Looking at the entries, how many lines hold the word "Altenburg"? State the number by itself.

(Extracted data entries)

▬▬▬▬▬▬▬▬▬▬

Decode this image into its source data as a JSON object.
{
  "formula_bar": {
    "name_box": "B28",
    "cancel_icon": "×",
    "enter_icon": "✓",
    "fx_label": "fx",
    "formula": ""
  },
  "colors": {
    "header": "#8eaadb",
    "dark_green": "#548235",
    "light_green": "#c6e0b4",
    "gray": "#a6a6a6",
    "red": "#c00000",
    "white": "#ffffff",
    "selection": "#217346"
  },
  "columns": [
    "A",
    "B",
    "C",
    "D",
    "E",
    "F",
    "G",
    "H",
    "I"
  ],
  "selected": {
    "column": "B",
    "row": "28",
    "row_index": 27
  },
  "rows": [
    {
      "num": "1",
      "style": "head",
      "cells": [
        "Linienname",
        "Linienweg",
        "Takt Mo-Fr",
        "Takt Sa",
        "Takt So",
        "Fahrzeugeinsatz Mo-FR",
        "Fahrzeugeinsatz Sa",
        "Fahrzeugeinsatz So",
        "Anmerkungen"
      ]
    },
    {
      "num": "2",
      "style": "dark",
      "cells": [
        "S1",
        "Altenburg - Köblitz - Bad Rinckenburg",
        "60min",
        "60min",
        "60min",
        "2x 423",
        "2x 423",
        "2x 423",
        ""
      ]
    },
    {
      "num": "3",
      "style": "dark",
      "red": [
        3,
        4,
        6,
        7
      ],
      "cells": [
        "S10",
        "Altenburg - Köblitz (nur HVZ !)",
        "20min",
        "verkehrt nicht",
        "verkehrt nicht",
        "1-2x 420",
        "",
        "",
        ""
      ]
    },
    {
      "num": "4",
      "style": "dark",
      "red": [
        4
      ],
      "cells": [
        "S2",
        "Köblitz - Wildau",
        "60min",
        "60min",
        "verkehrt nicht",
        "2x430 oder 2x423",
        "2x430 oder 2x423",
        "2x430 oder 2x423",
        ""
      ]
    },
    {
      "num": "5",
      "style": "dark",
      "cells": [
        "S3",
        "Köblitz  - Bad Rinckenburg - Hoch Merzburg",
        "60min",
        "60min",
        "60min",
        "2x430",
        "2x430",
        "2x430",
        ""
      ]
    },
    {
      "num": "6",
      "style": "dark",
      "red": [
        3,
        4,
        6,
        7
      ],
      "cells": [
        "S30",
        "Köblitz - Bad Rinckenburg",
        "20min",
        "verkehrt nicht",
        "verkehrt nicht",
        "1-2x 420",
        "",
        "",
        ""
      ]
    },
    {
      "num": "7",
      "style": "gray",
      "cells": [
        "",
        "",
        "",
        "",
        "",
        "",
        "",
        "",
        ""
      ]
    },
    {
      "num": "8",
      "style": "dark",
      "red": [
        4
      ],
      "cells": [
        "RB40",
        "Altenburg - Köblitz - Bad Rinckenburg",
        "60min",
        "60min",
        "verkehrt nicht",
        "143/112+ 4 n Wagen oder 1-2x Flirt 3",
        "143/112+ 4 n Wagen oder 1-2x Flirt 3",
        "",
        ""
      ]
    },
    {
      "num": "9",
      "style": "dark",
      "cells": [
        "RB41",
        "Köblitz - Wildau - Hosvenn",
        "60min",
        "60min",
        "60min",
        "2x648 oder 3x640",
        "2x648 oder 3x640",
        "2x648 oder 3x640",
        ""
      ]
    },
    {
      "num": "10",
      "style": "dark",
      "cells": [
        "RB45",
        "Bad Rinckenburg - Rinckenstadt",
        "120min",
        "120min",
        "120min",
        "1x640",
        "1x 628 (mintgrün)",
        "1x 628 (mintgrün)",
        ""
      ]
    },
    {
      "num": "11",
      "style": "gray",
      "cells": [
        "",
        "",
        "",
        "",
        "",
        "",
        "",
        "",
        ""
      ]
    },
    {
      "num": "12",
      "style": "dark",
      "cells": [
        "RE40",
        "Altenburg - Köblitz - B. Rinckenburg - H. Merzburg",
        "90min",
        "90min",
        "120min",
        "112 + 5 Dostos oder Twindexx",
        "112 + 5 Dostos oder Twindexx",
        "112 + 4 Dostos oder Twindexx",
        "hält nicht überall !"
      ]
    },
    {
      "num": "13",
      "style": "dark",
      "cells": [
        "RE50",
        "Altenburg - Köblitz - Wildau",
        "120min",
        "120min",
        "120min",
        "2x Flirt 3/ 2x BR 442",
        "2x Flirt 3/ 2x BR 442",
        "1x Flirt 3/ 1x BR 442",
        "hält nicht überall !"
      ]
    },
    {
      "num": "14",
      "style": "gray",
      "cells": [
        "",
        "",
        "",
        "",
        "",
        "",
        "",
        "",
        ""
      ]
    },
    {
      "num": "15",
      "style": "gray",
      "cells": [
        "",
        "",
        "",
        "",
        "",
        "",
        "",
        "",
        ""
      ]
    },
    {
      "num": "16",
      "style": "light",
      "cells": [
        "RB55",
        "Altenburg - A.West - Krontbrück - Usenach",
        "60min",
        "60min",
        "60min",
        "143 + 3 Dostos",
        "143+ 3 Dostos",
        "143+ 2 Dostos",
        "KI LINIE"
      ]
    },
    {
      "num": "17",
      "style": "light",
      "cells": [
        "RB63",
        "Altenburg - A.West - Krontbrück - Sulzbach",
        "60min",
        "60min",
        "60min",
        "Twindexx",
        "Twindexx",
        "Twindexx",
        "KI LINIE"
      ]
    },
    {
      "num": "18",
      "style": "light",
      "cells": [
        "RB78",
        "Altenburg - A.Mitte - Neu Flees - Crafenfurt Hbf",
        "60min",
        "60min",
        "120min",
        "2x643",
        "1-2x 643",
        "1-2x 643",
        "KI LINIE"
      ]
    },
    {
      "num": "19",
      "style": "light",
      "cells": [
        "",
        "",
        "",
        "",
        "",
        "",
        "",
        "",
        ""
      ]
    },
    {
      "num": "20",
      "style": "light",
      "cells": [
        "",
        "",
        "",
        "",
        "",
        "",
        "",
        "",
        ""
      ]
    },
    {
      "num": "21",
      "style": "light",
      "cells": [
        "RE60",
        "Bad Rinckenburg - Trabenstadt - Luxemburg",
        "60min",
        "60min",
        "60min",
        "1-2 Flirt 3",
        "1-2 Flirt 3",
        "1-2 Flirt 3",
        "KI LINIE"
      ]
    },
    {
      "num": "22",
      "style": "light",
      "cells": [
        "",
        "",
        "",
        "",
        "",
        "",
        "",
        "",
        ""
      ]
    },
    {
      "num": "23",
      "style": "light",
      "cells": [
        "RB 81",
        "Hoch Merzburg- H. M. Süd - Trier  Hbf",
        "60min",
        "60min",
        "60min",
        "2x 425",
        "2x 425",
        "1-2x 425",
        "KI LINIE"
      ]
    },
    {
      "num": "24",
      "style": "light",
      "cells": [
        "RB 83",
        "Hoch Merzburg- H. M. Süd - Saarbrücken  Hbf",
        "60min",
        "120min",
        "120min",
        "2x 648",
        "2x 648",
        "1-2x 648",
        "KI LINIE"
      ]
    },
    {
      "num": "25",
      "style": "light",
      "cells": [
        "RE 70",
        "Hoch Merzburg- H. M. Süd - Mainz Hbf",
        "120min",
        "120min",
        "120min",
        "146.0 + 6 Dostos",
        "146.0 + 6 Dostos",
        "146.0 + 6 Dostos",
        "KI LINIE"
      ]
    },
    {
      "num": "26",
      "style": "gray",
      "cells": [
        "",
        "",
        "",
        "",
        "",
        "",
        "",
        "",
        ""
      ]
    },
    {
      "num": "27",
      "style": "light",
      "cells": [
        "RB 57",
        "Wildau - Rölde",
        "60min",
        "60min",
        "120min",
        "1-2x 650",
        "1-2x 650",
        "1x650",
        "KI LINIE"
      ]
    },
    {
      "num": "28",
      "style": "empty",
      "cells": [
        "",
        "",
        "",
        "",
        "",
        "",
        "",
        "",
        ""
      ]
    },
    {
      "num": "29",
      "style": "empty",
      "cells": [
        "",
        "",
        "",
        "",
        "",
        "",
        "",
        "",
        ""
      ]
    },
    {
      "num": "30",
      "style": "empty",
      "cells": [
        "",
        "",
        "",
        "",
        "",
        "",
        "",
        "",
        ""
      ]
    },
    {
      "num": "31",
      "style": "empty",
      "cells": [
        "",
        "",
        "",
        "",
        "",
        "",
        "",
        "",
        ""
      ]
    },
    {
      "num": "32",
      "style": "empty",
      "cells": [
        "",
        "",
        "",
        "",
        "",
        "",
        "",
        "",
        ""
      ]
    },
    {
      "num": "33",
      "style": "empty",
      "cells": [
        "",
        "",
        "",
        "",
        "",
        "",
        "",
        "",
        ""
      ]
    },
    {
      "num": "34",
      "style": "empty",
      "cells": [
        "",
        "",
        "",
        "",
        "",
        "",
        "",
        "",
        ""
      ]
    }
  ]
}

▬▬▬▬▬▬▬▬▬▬

→ EXERCISE RESPONSE: 8